—President Barack Obama, February 2013
Not every girl in school is interested in STEM, but there’s a new generation of dynamic young girls who will eventually pursue careers in science, technology, engineering, and mathematics.
Developing this interest and talent at a young age is crucial, just as much as instilling confidence and self-awareness. Strides are being made to improve educational opportunities, yet girls are still poorly represented in STEM classes.
This translates into a job market where only 1 in 7 engineers are female, only 27% of all computer science jobs are held by women, and women have seen no employment growth in STEM jobs since 2000, according to Forbes. It’s a lost economic opportunity for women, given that a general engineer makes between $70,000 and $100,00 a year.
Why aren’t more girls interested in STEM subjects? What can be done about it? Let’s take a look.
Introduce at a younger age
Schools that supply STEM programming and encourage elementary- and secondary-school girls to participate can shift the dynamic away from the field being a boys’ club. There are a variety of reasons boys are the main participants in science fairs, and it’s not just because they are the only ones with an interest in science.
Projects involving real-world applications and experiences will also foster a better understanding of what’s out there in the job world. There are many resources available to teachers now to help facilitate the process.
Exposure to positive female STEM role models at a younger age will have a dramatic impact on whether girls pursue careers in tech, science, and math down the road, according to Karen Horting, CEO and Executive Director at the Society of Women Engineers.
One-on-one mentoring programs and shadowing opportunities are also becoming more prevalent in schools. Groups such as the National Girls Collaborative Project work with public- and private-sector organizations and institutions interested in expanding girls’ participation in STEM.

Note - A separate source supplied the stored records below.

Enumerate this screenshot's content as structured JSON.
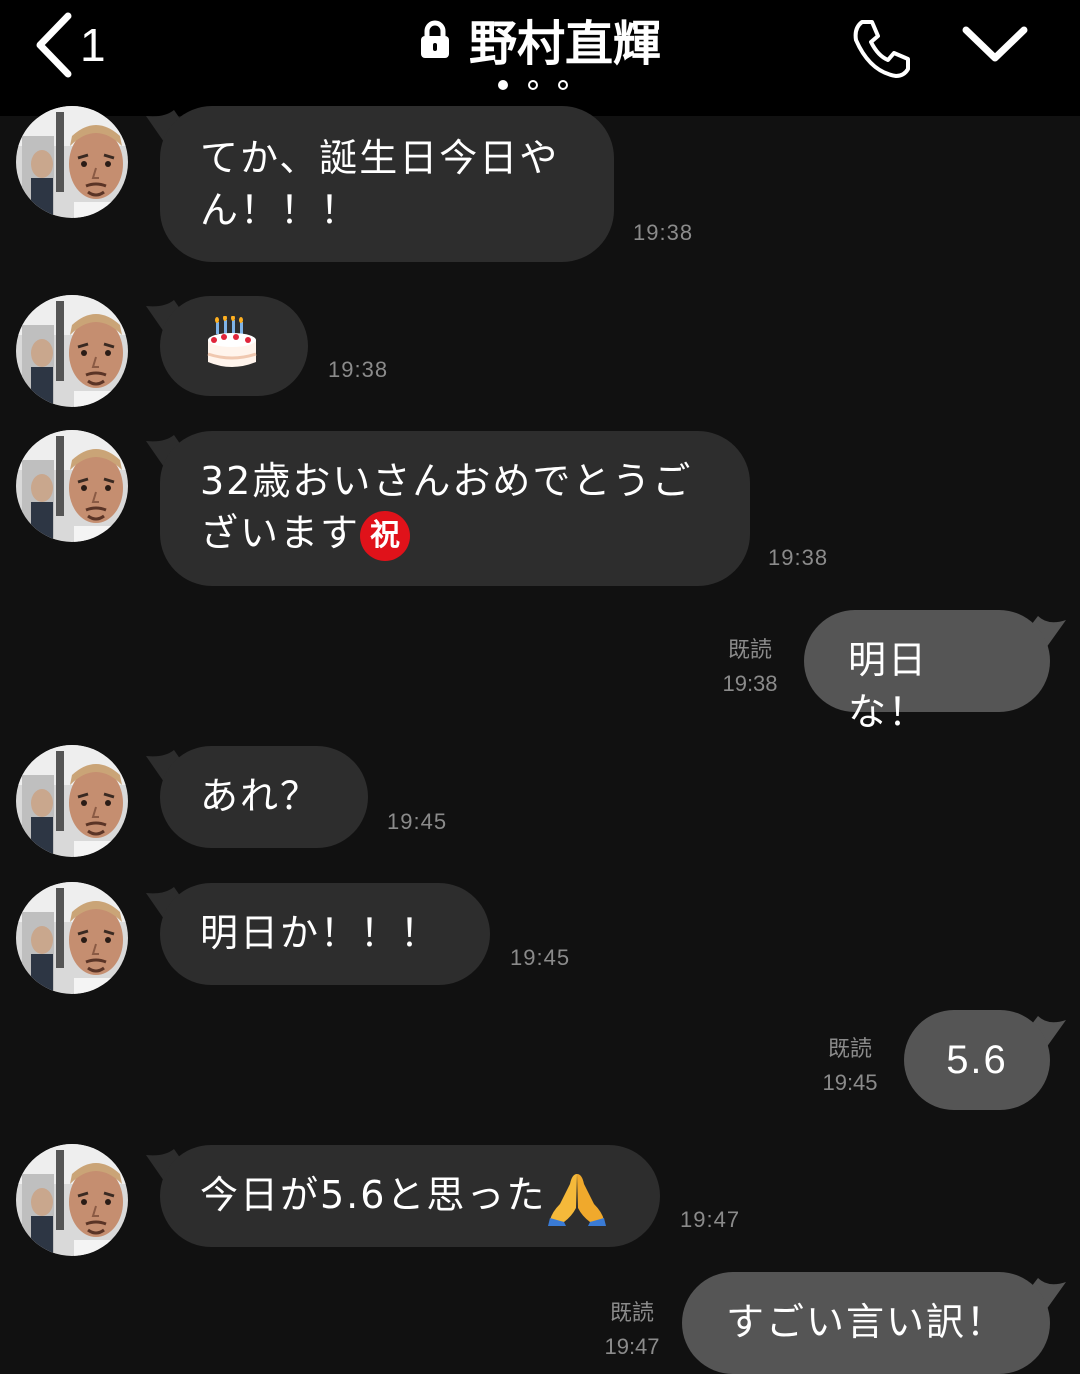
{
  "header": {
    "back_count": "1",
    "title": "野村直輝",
    "page_dots": 3,
    "active_dot": 0
  },
  "messages": [
    {
      "from": "them",
      "text": "てか、誕生日今日やん！！！",
      "line1": "てか、誕生日今日や",
      "line2": "ん！！！",
      "time": "19:38"
    },
    {
      "from": "them",
      "emoji": "birthday-cake",
      "time": "19:38"
    },
    {
      "from": "them",
      "line1": "32歳おいさんおめでとうご",
      "line2": "ざいます",
      "badge": "祝",
      "time": "19:38"
    },
    {
      "from": "me",
      "text": "明日な！",
      "read": "既読",
      "time": "19:38"
    },
    {
      "from": "them",
      "text": "あれ？",
      "time": "19:45"
    },
    {
      "from": "them",
      "text": "明日か！！！",
      "time": "19:45"
    },
    {
      "from": "me",
      "text": "5.6",
      "read": "既読",
      "time": "19:45"
    },
    {
      "from": "them",
      "text": "今日が5.6と思った",
      "emoji": "folded-hands",
      "time": "19:47"
    },
    {
      "from": "me",
      "text": "すごい言い訳！",
      "read": "既読",
      "time": "19:47"
    }
  ],
  "colors": {
    "background": "#111111",
    "header": "#000000",
    "incoming_bubble": "#2d2d2d",
    "outgoing_bubble": "#555555",
    "meta_text": "#8b8b8b",
    "badge_red": "#e0121a"
  }
}
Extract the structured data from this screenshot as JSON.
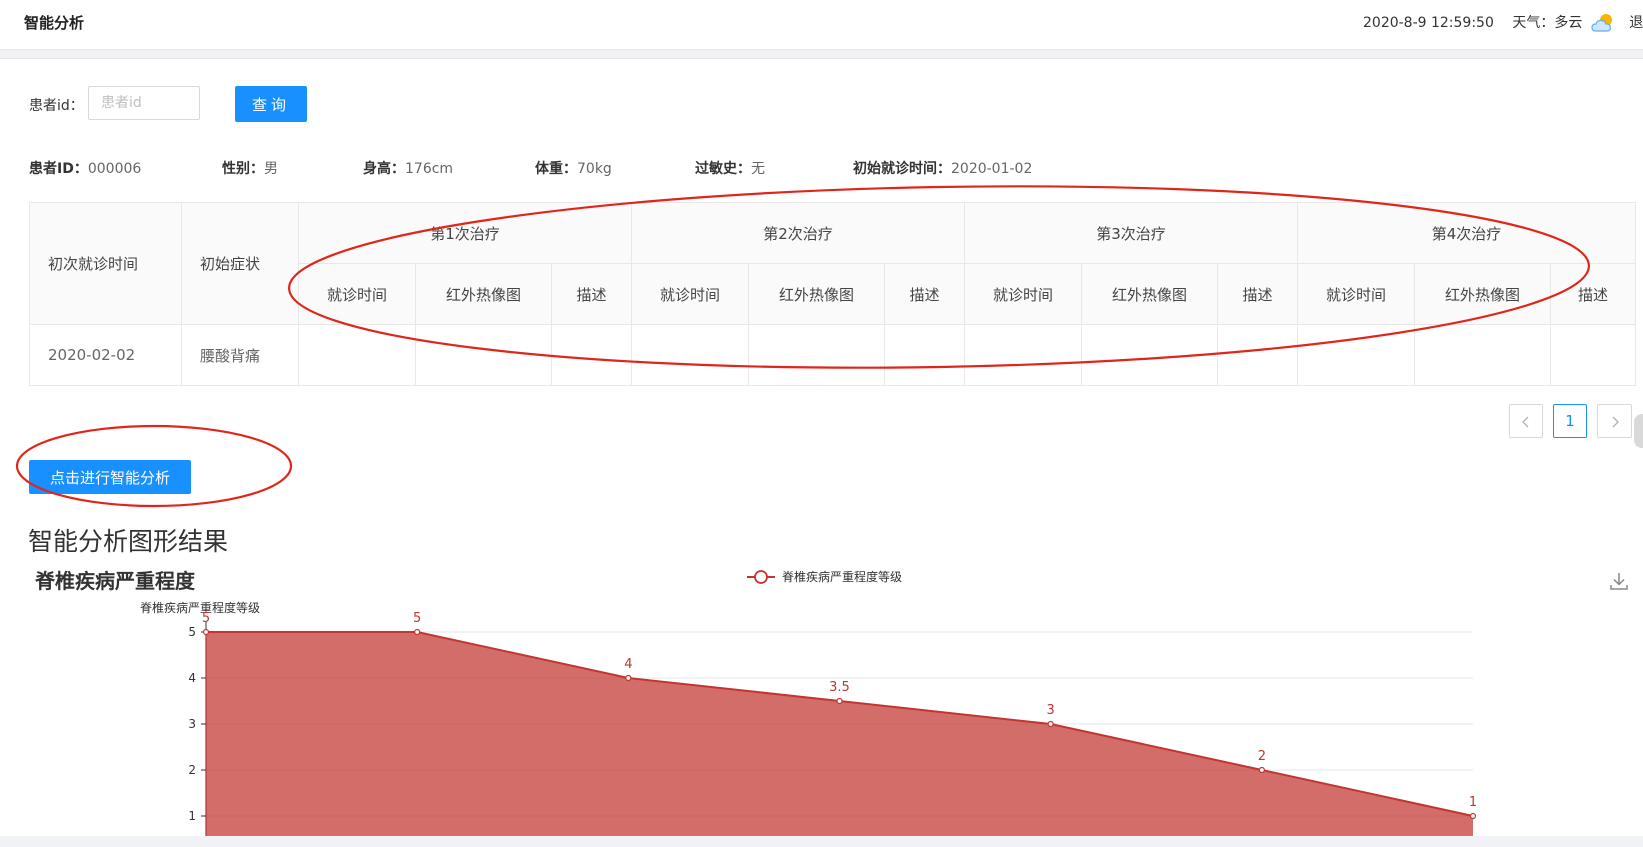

Students - male and female - want to feel like they belong in whatever setting they’re in. If girls don’t have that sense of belonging, they may choose to drop the science or math class and pursue a different career path.
Bust the stereotypes
Biases still exist that math and science jobs are typically for males, while nursing and secretarial jobs are more geared toward females. Pop culture perpetuates the stereotypes with “nerdy” male computer programmers. Girls now are at least seeing more women portraying doctors, lawyers, and top government officials on the big and small screen.
The paucity of women is not only a social issue. It has economic repercussions as well. There will be 8 million STEM-related jobs in the U.S. by 2018 - jobs that we will not be able to fill domestically unless we can produce more STEM graduates, according to a George Washington University webinar discussing America’s STEM crisis.
Forty percent of today’s jobs require STEM competencies and almost all of the 30 fastest-growing jobs over the next decade will require these skills, but presently only a quarter of women are represented in these fields. The next generation of scientists and engineers need to include a wider range of talent, including more women and minorities.
About the Author:
Melissa Davidson is a full-time freelance writer with a B.A. in Journalism from the the University of Montana. In a former life, she was a newspaper reporter for several publications throughout the west. When she's not hovering over a keyboard writing about health, wellness, and social issues, she can be found riding and running on mountain trails with her dog, Romeo, in full pursuit.